# [Exercise directions]
All lines with the word "screenshot" are to be found and copied from the listing.

____ Dataset content

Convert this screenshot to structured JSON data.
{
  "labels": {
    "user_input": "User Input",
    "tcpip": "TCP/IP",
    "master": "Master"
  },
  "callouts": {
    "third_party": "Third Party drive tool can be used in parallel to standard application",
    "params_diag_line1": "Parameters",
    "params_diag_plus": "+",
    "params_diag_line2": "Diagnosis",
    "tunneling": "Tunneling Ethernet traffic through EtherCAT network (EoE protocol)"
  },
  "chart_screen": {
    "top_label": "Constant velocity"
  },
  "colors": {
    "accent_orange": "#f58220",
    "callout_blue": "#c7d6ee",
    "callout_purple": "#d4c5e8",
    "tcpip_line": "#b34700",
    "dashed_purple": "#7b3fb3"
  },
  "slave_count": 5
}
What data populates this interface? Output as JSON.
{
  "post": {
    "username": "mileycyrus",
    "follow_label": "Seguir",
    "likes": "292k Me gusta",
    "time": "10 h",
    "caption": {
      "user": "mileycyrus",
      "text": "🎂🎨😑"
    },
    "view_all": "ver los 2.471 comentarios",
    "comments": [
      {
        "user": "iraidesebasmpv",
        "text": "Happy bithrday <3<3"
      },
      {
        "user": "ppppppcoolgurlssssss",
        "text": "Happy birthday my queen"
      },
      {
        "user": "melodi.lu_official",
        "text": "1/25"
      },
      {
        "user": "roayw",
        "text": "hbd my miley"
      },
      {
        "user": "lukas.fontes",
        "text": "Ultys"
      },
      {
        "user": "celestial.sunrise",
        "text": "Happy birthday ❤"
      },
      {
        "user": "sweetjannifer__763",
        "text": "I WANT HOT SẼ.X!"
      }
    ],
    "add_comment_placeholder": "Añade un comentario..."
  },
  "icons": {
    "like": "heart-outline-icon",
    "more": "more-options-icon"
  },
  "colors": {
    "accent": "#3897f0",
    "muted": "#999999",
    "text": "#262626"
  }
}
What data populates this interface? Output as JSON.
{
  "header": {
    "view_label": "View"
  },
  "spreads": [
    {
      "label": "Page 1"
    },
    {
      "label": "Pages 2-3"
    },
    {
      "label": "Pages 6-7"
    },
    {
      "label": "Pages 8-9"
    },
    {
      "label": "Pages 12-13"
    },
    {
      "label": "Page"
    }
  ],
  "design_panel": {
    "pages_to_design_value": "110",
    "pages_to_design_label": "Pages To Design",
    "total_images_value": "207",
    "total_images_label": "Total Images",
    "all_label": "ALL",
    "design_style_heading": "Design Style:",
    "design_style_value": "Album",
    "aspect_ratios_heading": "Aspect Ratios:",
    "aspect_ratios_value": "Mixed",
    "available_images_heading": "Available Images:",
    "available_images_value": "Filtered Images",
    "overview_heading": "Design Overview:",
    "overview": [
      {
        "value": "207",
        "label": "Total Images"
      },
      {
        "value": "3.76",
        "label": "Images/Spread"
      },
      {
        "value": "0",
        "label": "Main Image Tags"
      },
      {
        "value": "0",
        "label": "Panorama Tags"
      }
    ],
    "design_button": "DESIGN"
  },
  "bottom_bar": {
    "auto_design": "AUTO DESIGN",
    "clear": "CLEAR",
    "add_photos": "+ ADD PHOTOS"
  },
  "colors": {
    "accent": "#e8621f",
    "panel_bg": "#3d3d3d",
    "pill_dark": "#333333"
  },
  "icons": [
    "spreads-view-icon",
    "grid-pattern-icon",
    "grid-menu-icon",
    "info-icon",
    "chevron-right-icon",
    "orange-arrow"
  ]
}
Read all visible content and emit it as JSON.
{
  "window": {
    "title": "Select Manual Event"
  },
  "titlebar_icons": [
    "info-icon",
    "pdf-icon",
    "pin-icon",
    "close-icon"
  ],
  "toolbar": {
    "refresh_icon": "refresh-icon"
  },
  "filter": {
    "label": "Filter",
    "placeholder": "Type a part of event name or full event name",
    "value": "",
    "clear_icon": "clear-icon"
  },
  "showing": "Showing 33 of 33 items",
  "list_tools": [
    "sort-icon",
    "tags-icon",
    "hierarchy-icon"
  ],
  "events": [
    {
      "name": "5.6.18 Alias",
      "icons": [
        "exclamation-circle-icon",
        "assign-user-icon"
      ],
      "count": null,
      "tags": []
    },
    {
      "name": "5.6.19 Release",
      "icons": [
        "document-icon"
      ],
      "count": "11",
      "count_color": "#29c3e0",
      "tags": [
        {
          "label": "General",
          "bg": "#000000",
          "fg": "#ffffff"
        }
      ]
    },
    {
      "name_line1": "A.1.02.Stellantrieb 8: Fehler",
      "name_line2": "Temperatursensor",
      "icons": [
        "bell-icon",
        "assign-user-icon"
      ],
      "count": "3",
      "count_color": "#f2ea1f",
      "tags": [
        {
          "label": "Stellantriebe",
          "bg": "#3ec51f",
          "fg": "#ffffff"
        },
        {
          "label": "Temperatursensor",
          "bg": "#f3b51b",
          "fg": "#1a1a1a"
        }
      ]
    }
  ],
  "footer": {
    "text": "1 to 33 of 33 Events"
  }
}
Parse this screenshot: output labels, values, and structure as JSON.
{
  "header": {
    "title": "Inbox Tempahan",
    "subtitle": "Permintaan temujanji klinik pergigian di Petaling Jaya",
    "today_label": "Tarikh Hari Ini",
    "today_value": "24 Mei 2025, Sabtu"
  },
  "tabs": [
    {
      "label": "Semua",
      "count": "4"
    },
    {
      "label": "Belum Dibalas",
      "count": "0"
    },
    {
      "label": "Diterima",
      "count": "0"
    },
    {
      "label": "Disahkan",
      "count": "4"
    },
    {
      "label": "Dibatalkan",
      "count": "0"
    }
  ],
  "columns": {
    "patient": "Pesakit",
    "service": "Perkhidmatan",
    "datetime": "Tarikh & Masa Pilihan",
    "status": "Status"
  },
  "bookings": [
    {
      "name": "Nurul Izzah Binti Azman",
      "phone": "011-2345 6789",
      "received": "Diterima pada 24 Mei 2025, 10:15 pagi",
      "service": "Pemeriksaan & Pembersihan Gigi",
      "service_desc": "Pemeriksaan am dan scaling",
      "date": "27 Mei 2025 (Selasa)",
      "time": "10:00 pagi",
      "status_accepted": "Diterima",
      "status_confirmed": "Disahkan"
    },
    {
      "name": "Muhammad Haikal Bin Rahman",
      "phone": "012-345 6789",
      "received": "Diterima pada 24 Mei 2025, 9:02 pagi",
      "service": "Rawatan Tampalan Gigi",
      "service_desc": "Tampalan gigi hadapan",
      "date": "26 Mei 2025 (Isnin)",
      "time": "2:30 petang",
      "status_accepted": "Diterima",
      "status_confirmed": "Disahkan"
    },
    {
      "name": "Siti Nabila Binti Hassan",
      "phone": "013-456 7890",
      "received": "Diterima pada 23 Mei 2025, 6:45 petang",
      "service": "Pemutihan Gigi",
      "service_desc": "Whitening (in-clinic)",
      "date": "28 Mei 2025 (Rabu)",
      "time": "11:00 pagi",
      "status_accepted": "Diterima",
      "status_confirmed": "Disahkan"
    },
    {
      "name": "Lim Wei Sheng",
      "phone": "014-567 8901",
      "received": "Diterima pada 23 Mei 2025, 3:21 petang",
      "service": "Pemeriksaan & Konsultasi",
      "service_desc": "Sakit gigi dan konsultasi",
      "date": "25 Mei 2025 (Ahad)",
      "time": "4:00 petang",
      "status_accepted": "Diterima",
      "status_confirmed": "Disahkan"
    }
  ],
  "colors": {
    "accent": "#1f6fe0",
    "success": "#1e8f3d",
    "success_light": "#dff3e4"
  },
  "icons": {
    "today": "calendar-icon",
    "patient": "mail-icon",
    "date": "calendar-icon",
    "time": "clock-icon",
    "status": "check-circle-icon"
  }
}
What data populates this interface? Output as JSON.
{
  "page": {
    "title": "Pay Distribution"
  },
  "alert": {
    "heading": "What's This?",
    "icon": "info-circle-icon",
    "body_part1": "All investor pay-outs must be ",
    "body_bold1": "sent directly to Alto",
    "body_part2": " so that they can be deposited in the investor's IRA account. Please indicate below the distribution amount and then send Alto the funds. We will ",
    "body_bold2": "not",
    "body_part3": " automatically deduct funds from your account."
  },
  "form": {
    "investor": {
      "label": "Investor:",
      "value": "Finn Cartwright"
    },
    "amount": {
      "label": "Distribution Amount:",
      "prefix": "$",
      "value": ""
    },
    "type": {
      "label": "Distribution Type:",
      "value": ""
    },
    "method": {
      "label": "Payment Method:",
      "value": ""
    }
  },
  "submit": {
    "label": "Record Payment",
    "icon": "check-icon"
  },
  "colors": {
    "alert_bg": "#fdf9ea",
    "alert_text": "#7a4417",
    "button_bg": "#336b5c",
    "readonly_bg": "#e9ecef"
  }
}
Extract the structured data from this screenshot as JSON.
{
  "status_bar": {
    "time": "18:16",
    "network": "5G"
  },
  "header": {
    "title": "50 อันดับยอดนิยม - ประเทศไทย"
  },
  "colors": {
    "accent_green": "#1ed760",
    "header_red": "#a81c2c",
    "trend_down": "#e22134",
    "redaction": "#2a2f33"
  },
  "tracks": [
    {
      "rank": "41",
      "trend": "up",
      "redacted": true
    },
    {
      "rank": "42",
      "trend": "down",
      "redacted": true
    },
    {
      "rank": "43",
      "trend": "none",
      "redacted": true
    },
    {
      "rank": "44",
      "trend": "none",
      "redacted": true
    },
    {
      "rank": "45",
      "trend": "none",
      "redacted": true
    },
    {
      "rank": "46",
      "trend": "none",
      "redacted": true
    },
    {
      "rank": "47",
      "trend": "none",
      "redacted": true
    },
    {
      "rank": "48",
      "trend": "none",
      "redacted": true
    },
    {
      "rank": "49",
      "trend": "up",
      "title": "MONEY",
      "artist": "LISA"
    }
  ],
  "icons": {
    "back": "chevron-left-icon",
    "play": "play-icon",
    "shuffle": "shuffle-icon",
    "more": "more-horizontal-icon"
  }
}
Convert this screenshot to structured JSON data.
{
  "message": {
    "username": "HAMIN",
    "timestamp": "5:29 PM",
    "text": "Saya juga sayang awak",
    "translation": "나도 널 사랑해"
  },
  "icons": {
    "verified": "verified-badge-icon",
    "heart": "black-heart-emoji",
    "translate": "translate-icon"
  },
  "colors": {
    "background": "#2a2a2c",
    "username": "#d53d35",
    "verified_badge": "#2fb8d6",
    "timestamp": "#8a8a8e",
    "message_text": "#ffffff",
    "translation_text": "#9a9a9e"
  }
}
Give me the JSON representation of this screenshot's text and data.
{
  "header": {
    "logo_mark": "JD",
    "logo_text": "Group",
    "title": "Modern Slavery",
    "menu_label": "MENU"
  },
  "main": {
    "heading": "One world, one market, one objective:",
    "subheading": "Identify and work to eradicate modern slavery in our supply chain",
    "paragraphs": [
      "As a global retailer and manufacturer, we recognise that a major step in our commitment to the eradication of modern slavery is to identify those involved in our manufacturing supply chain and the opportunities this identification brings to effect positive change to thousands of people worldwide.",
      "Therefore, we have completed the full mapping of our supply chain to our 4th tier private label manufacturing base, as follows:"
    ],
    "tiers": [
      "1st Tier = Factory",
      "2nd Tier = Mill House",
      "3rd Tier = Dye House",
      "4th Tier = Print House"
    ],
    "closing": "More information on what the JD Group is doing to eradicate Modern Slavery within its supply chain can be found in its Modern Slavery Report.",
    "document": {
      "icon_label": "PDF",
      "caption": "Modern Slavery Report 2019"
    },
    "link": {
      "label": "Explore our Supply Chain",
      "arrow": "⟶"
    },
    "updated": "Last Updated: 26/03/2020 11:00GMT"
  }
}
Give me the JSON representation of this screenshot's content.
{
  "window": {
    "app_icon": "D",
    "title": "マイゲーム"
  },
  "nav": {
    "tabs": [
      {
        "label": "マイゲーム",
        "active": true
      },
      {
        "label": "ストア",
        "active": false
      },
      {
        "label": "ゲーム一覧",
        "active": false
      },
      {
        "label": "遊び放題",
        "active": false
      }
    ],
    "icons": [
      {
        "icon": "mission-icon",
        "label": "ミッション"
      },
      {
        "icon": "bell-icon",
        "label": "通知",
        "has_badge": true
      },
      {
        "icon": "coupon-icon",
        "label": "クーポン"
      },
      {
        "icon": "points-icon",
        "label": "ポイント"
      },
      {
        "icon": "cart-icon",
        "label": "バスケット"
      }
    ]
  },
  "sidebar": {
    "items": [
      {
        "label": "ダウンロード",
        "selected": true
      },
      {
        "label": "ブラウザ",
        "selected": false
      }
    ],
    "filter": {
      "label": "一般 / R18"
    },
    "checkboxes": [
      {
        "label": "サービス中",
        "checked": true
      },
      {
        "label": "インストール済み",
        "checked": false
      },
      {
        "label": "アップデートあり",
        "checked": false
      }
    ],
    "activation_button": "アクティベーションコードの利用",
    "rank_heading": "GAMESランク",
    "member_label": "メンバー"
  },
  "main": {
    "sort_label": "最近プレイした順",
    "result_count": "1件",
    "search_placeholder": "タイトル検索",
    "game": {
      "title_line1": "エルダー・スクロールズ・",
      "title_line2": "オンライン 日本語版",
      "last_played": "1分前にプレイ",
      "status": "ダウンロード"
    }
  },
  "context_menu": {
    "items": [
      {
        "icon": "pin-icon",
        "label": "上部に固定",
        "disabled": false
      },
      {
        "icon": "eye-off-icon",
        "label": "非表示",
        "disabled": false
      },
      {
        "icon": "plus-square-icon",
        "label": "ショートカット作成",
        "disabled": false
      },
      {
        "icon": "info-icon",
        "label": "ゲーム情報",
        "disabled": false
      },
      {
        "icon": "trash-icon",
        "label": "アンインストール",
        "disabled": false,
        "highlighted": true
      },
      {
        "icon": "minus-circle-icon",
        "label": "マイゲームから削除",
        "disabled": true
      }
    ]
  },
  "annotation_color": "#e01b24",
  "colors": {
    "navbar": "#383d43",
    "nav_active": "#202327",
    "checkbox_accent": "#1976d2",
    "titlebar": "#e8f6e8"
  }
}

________

# [Reply]
Convert this screenshot to structured JSON data.
Parse this screenshot: output labels, values, and structure as JSON.
Extract the structured data from this screenshot as JSON.
Convert this screenshot to structured JSON data.
Give me the JSON representation of this screenshot's text and data.
Give me the JSON representation of this screenshot's content.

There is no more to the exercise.